Is that when you realised you were going to become a writer?
Perhaps? I don’t know if I ever realised. I’ve always known I wanted to tell stories somehow, but I was never quite sure when or via what medium. I simply kept following the various opportunities that presented themselves, and I guess I just woke up one day, realised I’d written a bunch of stuff and thought, “Shit, I guess I’m a author now.”
Would you come talk to my students/librarians/book club?
For sure! See speaking & appearances for more information.
When will you come visit my town?
If it’s in my plans, sure! Heck, maybe it already is. Scroll to the bottom of this website’s homepage to see all my forthcoming appearances.
Will you read my manuscript / query letter / synopsis / short story?
I want to, really. But I cannot. First, I have a blanket no-reading policy for copyright and legal purposes. Secondly, I barely have the time. I hope you understand!
How do you deal with writer’s block?
I take some time from the desk and go out and live for a bit. Play games, watch TV, bike, read, etc. Sometimes, I write in other genres. I think the antidote to a block is finding other ways to engage your brain, so that it can find the solution to your block problem in places you’re usually not looking.
What are your specific writing practices?
I write right after I’ve awoken–usually in the morning or after a siesta–and/or before I got to bed–usually at night. I barely write for more than two hours at a time. I always have a dedicated workspace wherever I live, but I switch up my writing spaces a lot to prevent a rut. As for the writing itself, I often outline before I begin a story, but sometimes, a story forces other methods, and I simply follow. For my most recent WIP, I didn’t outline at all–I plotted the whole story with sticky notes.

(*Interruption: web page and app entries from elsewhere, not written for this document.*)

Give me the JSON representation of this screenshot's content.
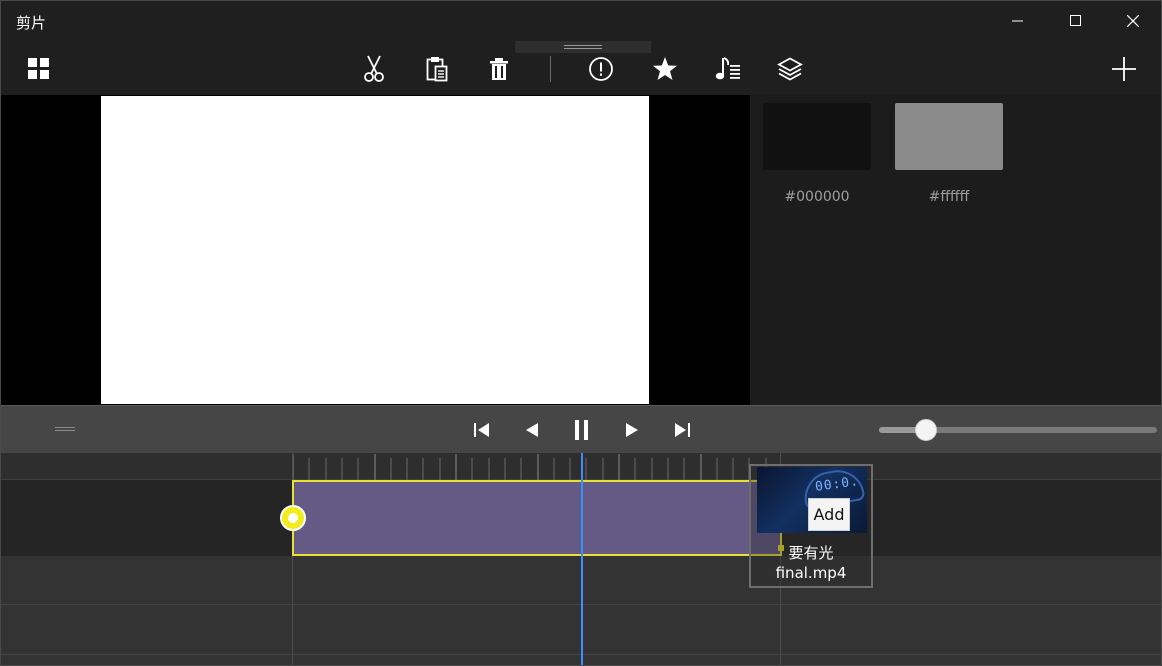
{
  "window": {
    "title": "剪片"
  },
  "toolbar": {
    "icons": [
      "grid-icon",
      "scissors-icon",
      "clipboard-icon",
      "trash-icon",
      "alert-icon",
      "star-icon",
      "music-icon",
      "layers-icon",
      "plus-icon"
    ]
  },
  "colors": {
    "swatches": [
      {
        "hex": "#000000",
        "label": "#000000",
        "fill": "#111111"
      },
      {
        "hex": "#ffffff",
        "label": "#ffffff",
        "fill": "#8a8a8a"
      }
    ],
    "accent": "#3b8eff",
    "clip_border": "#e8e22e",
    "clip_fill": "#655985"
  },
  "transport": {
    "zoom_level": 0.14
  },
  "media": {
    "add_label": "Add",
    "name": "要有光\nfinal.mp4",
    "name_line1": "要有光",
    "name_line2": "final.mp4",
    "thumb_text": "00:0."
  }
}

Any advice for new writers?
Whatever you’re writing, invest more in finishing it first than in anything else.
Will there be a David Mogo sequel?
There are no plans for a sequel to David Mogo, Godhunter at the moment. If that changes at any point in the future, I’d be sure to let you know!
When will the first book of The Nameless Republic trilogy be out?
When will your book get to my country?
I can’t say! That’s completely between my agent and publisher and I have little to no influence on that process, sorry. But watch out for news, though!
Can we host your book on our digital platform?
That is a question you will need to raise directly with the publishers of my books. Kindly visit the contact page to raise said question with the respective publisher. If it’s a direct question about unsold digital rights to any of my books, then you will need to contact my agent for that.